Candy Duncan, executive director of the Carson City Convention & Visitors’ Bureau, distributed pamphlets at the conference on the Virginia & Truckee Railway, what officials hope to be the region’s main draw when it begins operating in 2010.
“We’re doing this so people can start to put it all together,” she said. “You can ride the existing train in Virginia City and see the (railroad) museum in Carson City. You see how this is all going to connect in the future.”
Businessman Dwight Millard said it will take a comprehensive tourism plan, not just a 18-mile railway.
“When the freeway is done and there is a bypass, tourism in Carson City has a job to create Carson as a destination area as opposed to just a place to stay overnight,” he said.
Local tourism officials are developing a brand for the area and marketing tactics.
The freeway will connect at South Carson Street at the base of Spooner Summit in 2010.
• Contact reporter Becky Bosshart at email@example.com or 881-1212.
The Nevada Passage televised adventure competition developed to promote state attractions and activities will film in Carson City for its third installment. This year, competitors will run a desert 10K at the Valley of Fire State Park, ride all-terrain vehicles at the Amargosa Dunes, cycle between Tonopah and Goldfield and backcountry ski at Mount Rose.
Carson City and Rhyolite will be “destination highlights.”
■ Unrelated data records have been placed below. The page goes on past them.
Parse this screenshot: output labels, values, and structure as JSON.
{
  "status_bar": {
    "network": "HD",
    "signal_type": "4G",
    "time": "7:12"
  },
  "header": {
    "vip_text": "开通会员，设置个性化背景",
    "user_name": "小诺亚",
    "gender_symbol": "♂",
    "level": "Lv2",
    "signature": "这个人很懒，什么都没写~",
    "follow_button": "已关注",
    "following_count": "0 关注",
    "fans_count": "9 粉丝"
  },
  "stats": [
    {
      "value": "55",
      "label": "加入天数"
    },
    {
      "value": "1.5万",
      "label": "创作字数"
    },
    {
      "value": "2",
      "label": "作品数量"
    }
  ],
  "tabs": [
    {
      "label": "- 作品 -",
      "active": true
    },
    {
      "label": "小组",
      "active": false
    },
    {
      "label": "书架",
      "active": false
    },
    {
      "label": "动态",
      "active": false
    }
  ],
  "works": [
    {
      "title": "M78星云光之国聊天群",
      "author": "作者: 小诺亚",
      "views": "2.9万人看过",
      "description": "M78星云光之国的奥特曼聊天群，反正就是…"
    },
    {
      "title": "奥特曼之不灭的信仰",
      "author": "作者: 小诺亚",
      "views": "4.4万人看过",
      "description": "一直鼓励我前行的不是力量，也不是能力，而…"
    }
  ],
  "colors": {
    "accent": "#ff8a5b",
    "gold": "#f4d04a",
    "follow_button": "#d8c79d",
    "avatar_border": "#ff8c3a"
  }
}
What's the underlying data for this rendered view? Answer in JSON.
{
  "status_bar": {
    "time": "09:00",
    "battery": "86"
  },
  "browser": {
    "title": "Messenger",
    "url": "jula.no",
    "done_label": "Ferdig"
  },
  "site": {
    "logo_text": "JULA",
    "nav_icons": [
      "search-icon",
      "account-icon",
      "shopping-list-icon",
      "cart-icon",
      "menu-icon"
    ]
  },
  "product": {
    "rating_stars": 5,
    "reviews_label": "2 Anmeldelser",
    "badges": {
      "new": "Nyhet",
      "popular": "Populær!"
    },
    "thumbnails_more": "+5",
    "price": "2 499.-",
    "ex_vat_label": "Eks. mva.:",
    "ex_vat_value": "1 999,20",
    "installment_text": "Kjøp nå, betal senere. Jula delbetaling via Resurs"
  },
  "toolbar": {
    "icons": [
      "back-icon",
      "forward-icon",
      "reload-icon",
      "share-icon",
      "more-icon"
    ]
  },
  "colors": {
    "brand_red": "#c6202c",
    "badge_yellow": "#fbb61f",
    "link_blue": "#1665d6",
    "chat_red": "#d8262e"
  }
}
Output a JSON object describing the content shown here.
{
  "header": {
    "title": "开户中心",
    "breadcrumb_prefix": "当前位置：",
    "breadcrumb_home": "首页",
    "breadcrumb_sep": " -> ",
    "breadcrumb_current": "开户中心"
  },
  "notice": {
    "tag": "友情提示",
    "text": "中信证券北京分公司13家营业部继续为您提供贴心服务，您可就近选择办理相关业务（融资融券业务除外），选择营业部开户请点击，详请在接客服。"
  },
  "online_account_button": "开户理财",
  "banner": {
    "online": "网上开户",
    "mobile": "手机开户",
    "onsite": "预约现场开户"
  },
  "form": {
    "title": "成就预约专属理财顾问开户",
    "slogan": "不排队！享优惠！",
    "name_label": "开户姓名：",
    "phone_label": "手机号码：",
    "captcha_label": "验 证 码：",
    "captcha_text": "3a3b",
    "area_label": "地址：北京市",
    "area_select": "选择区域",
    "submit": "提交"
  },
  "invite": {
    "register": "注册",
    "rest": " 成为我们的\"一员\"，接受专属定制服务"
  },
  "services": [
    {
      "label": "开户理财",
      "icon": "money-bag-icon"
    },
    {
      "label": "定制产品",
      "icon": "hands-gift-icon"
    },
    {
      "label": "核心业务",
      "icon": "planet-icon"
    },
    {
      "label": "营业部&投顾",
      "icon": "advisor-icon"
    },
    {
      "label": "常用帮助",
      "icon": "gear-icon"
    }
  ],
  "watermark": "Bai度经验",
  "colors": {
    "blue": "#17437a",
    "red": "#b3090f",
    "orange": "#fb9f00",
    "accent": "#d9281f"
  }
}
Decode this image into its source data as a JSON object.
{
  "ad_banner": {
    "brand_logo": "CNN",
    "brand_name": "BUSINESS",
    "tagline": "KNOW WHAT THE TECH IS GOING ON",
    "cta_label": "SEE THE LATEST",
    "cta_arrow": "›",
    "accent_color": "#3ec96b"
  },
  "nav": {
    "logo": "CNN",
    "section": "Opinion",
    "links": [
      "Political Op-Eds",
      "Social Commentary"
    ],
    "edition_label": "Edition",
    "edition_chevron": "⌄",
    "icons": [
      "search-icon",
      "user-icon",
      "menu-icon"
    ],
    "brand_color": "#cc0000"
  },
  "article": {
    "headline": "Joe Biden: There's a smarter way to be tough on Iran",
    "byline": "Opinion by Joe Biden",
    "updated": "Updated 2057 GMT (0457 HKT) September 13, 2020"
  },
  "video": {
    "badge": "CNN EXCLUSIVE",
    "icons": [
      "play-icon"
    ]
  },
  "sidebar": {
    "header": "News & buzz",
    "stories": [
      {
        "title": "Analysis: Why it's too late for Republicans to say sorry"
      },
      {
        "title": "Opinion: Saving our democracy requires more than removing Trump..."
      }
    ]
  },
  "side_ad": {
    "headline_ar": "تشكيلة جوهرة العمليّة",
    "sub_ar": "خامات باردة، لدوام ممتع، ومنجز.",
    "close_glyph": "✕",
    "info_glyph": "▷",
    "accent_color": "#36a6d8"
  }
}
Online auditions, information and rules for the competition are found at http://www.nevadapassage.com.